Dormitory at Bethlem in early twentieth century (Bethlem Royal Hospital Archives & Museum)

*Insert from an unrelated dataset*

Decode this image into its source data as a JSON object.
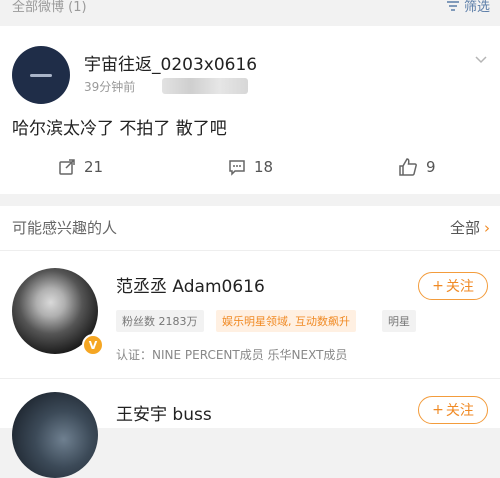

As Savage’s words indicate, painting was considered an occupational pursuit: something that would relieve the tedium of asylum life and distract patients from the “morbid introspection” that many doctors blamed for the onset and prolongation of insanity. Imagination and creativity, however, were also considered to be important elements of the human psyche by many asylum practitioners of the period, traits which separated humans from animals and thus aided the “degraded” asylum patient towards mental health. Art in the asylum thus served multiple functions, something that continues to this day through such organisations as the Bethlem Gallery and Museum and the Langdon Down Museum.